**What the exercise asks**:
Which lines run from the line containing "Give me the" through the end of the records below? Reproduce them exactly, and nothing else.
++++
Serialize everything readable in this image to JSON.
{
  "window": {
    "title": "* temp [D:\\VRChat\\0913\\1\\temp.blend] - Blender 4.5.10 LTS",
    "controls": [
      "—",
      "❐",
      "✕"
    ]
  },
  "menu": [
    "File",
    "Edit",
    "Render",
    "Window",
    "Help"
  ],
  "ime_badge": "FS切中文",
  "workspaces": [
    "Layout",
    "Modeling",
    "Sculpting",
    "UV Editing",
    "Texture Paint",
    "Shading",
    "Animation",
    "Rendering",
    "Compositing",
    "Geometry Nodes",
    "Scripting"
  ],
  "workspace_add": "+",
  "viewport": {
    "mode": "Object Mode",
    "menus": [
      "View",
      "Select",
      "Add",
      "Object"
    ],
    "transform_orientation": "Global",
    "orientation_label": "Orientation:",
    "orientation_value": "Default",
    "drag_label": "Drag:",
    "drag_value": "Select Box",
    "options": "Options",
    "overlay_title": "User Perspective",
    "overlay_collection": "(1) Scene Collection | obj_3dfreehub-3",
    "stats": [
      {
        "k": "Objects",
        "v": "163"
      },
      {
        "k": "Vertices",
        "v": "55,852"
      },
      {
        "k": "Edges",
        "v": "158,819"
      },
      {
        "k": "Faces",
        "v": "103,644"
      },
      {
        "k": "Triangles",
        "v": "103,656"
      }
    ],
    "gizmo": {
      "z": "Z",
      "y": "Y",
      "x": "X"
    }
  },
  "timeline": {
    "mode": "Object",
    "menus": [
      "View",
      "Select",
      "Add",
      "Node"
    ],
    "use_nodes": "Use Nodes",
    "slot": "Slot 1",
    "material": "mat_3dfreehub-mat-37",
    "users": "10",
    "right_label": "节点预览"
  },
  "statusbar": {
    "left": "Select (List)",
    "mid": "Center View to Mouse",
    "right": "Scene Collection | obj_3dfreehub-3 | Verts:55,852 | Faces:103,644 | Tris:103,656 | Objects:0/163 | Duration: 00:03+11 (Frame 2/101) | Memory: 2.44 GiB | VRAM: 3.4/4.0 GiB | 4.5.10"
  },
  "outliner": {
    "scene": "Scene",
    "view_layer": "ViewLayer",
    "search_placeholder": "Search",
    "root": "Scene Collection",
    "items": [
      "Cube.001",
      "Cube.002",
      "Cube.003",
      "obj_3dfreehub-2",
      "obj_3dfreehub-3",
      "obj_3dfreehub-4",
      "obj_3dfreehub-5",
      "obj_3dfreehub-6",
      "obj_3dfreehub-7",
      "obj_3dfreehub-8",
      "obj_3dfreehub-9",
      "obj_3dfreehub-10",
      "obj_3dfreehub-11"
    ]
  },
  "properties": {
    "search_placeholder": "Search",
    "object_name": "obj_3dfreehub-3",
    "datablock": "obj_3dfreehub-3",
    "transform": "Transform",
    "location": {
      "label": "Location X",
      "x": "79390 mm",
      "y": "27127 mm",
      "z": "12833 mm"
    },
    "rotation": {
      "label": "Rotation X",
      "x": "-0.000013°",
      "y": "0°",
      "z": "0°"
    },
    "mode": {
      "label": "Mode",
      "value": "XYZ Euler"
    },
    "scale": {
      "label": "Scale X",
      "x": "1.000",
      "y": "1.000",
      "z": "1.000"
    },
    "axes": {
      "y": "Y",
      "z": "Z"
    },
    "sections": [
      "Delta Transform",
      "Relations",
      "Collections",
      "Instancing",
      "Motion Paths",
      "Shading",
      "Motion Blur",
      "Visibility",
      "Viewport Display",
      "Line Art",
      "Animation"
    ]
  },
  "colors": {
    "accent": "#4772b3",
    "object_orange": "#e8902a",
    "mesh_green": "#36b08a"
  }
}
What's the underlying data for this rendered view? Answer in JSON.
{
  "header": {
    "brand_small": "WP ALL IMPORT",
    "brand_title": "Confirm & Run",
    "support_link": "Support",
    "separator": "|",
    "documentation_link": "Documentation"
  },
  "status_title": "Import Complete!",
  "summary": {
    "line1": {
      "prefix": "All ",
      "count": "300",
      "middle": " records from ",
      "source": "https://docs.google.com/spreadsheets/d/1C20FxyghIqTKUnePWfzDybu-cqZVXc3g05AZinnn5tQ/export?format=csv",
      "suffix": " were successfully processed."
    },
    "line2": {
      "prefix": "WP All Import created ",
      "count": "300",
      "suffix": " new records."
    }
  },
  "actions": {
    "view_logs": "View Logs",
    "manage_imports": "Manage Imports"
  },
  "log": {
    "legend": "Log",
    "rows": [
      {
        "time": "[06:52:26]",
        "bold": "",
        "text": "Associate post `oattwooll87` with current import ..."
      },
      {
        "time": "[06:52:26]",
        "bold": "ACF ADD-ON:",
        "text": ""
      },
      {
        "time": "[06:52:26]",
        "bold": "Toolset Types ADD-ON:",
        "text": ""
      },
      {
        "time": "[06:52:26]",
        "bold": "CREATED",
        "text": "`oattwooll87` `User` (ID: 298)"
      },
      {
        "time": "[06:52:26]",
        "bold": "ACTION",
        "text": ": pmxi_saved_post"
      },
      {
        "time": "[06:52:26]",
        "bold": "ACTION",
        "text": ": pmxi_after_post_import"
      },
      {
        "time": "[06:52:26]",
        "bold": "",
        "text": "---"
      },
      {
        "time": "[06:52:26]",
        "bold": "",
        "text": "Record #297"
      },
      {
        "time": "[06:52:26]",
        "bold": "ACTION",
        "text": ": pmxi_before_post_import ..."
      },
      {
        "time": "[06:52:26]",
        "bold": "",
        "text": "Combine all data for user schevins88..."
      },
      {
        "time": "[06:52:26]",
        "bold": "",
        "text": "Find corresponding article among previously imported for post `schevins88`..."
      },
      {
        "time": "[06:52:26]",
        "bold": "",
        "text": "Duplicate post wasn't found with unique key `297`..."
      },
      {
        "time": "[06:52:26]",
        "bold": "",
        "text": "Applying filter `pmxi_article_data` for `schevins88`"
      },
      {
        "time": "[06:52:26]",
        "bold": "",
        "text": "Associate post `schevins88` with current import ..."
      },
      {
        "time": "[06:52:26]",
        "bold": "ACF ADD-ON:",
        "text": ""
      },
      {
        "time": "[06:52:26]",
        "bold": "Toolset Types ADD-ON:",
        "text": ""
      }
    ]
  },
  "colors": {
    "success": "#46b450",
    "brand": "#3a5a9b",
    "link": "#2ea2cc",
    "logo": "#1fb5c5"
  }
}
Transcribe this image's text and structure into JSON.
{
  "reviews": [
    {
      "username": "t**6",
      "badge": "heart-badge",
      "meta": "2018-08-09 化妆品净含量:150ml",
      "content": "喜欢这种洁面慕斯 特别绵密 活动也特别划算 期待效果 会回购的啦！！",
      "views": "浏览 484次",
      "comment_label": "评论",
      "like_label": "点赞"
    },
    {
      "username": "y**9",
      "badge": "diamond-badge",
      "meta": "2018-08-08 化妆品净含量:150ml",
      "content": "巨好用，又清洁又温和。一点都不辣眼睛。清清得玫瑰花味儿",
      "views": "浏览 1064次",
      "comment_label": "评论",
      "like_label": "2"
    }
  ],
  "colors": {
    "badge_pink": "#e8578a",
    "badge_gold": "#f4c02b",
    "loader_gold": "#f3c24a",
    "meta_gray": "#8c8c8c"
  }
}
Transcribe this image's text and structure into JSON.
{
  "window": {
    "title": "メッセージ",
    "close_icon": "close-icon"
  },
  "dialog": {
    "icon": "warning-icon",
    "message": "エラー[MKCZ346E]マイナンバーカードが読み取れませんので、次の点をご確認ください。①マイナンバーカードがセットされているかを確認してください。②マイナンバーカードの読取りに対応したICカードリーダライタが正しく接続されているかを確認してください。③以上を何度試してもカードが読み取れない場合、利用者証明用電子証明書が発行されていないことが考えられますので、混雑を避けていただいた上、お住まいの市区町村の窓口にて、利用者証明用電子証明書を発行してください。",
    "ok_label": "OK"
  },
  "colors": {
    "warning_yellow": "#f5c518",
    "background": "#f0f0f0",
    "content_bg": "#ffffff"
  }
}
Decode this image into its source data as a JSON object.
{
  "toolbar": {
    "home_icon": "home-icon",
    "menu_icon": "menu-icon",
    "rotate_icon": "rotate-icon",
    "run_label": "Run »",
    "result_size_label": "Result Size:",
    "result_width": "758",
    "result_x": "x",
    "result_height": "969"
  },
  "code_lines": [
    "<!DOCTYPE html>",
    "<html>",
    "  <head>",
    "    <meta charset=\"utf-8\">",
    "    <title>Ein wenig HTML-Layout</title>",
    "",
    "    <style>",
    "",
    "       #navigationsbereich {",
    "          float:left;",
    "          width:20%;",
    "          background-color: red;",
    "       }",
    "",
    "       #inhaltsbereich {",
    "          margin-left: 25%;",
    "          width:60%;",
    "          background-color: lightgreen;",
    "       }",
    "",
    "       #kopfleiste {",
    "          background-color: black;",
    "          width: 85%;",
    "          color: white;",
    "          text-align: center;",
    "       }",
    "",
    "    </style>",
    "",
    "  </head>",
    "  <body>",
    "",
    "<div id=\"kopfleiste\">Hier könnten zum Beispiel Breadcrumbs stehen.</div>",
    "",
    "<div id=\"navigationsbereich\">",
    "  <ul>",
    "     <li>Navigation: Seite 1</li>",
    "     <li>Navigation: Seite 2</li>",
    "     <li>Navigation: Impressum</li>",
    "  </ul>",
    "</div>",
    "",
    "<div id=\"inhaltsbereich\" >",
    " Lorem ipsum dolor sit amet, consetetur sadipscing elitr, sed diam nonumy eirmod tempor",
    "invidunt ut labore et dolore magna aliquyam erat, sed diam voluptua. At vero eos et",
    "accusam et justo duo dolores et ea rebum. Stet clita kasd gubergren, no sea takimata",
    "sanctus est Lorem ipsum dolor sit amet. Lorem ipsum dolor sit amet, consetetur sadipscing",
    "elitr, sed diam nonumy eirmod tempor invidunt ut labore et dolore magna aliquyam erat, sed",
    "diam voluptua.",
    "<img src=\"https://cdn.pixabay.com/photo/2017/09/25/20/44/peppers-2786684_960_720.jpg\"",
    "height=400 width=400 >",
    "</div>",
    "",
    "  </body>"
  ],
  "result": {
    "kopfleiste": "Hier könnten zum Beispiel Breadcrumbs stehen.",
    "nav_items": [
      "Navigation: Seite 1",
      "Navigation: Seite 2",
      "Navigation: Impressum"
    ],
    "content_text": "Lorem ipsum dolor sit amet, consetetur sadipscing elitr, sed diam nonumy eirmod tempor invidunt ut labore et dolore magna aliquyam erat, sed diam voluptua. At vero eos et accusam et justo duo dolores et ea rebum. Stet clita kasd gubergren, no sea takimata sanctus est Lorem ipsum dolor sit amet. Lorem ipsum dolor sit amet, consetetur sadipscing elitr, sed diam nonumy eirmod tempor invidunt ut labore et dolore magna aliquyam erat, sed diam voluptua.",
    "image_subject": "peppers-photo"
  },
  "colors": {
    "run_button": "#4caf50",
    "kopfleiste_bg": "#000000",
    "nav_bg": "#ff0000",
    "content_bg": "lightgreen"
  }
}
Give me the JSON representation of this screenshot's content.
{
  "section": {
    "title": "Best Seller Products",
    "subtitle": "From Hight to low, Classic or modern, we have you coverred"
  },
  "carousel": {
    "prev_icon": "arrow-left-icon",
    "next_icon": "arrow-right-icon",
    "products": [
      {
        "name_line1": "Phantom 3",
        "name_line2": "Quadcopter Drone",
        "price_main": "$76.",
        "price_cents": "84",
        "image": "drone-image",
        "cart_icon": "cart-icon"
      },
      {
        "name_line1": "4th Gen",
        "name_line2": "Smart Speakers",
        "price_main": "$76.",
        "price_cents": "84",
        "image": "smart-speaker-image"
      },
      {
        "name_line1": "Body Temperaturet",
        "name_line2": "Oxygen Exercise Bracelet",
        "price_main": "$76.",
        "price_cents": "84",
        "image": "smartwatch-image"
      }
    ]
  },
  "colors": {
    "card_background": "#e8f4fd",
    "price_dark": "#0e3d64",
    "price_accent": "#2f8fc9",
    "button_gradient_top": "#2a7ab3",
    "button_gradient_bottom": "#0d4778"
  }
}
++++
**Exercise result**:
Give me the JSON representation of this screenshot's content.
{
  "section": {
    "title": "Best Seller Products",
    "subtitle": "From Hight to low, Classic or modern, we have you coverred"
  },
  "carousel": {
    "prev_icon": "arrow-left-icon",
    "next_icon": "arrow-right-icon",
    "products": [
      {
        "name_line1": "Phantom 3",
        "name_line2": "Quadcopter Drone",
        "price_main": "$76.",
        "price_cents": "84",
        "image": "drone-image",
        "cart_icon": "cart-icon"
      },
      {
        "name_line1": "4th Gen",
        "name_line2": "Smart Speakers",
        "price_main": "$76.",
        "price_cents": "84",
        "image": "smart-speaker-image"
      },
      {
        "name_line1": "Body Temperaturet",
        "name_line2": "Oxygen Exercise Bracelet",
        "price_main": "$76.",
        "price_cents": "84",
        "image": "smartwatch-image"
      }
    ]
  },
  "colors": {
    "card_background": "#e8f4fd",
    "price_dark": "#0e3d64",
    "price_accent": "#2f8fc9",
    "button_gradient_top": "#2a7ab3",
    "button_gradient_bottom": "#0d4778"
  }
}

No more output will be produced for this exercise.